Problem to work on - Among the entries below, which lines run from the line with "Decode this image" through the line with "What data populates"? Retype those, both ends included, exactly and without pictures.

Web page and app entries
+++

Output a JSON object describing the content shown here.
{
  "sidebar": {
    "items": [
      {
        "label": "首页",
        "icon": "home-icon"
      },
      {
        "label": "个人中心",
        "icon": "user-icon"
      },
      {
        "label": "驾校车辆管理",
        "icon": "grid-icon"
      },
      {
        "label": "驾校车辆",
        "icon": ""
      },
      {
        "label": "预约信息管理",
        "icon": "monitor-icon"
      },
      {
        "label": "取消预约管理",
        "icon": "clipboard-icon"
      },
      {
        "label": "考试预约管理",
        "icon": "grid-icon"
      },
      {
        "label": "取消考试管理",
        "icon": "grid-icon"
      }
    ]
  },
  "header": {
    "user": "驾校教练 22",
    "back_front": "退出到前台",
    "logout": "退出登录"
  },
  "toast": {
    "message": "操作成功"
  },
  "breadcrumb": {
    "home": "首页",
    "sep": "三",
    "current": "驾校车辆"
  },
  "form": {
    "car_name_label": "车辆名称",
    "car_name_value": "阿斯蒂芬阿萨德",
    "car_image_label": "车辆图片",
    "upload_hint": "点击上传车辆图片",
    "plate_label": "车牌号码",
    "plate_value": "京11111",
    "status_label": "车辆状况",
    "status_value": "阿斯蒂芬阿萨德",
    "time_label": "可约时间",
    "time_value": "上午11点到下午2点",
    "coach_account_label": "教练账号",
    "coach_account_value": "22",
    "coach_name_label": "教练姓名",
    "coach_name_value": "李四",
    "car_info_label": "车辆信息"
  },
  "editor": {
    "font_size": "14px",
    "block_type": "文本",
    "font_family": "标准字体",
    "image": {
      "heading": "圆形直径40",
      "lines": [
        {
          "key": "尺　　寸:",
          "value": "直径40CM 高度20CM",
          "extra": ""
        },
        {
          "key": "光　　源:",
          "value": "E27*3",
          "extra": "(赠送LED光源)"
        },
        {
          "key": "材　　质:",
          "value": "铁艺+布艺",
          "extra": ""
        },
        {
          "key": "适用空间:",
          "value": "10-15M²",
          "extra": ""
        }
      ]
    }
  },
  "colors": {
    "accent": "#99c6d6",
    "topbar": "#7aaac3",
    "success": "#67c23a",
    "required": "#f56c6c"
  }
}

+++

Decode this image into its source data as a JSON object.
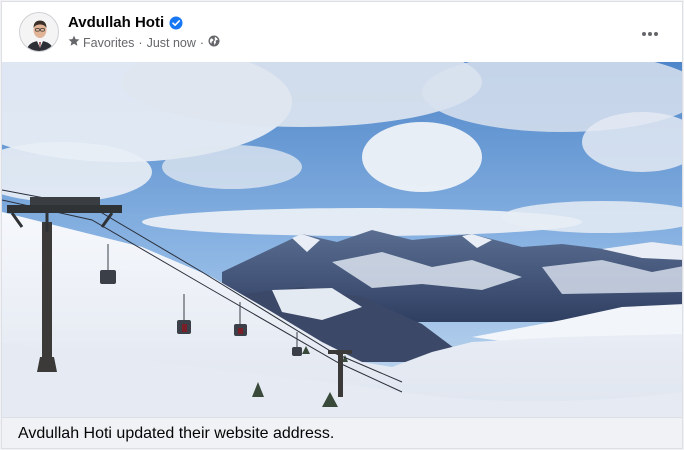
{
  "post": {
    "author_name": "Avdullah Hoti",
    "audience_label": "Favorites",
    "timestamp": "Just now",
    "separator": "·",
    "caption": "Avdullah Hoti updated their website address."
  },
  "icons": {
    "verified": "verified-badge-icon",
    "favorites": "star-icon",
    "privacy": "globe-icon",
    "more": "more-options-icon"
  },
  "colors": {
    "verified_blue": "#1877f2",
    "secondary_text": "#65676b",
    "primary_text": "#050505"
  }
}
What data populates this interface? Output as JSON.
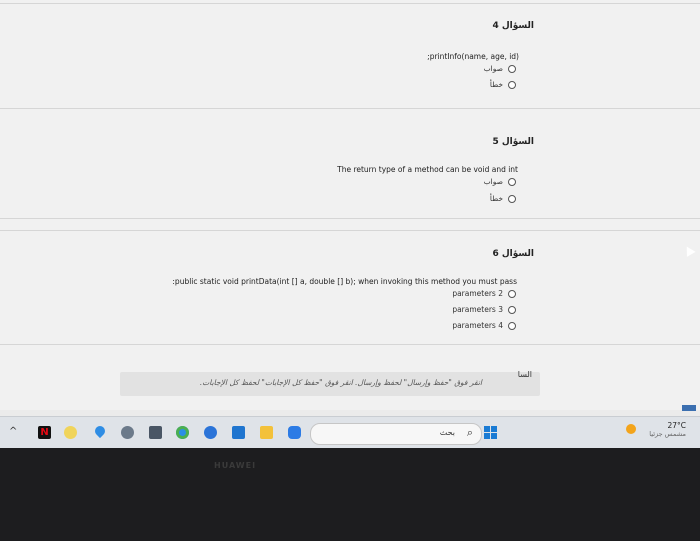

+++

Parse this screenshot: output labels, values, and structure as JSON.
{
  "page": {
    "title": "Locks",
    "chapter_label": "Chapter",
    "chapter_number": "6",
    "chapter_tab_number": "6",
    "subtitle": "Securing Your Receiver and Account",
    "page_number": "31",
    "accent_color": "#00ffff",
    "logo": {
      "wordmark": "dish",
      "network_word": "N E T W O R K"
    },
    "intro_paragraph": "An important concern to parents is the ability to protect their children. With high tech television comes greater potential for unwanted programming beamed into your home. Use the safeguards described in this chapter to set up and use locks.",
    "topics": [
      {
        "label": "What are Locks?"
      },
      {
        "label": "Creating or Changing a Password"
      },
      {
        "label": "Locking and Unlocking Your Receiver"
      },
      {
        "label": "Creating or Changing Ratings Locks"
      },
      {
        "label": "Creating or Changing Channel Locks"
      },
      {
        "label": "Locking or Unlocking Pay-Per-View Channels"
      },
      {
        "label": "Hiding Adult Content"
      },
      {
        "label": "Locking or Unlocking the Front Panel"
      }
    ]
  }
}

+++

Answer to the exercise -
Decode this image into its source data as a JSON object.
{
  "post": {
    "author_name": "Avdullah Hoti",
    "audience_label": "Favorites",
    "timestamp": "Just now",
    "separator": "·",
    "caption": "Avdullah Hoti updated their website address."
  },
  "icons": {
    "verified": "verified-badge-icon",
    "favorites": "star-icon",
    "privacy": "globe-icon",
    "more": "more-options-icon"
  },
  "colors": {
    "verified_blue": "#1877f2",
    "secondary_text": "#65676b",
    "primary_text": "#050505"
  }
}
What data populates this interface? Output as JSON.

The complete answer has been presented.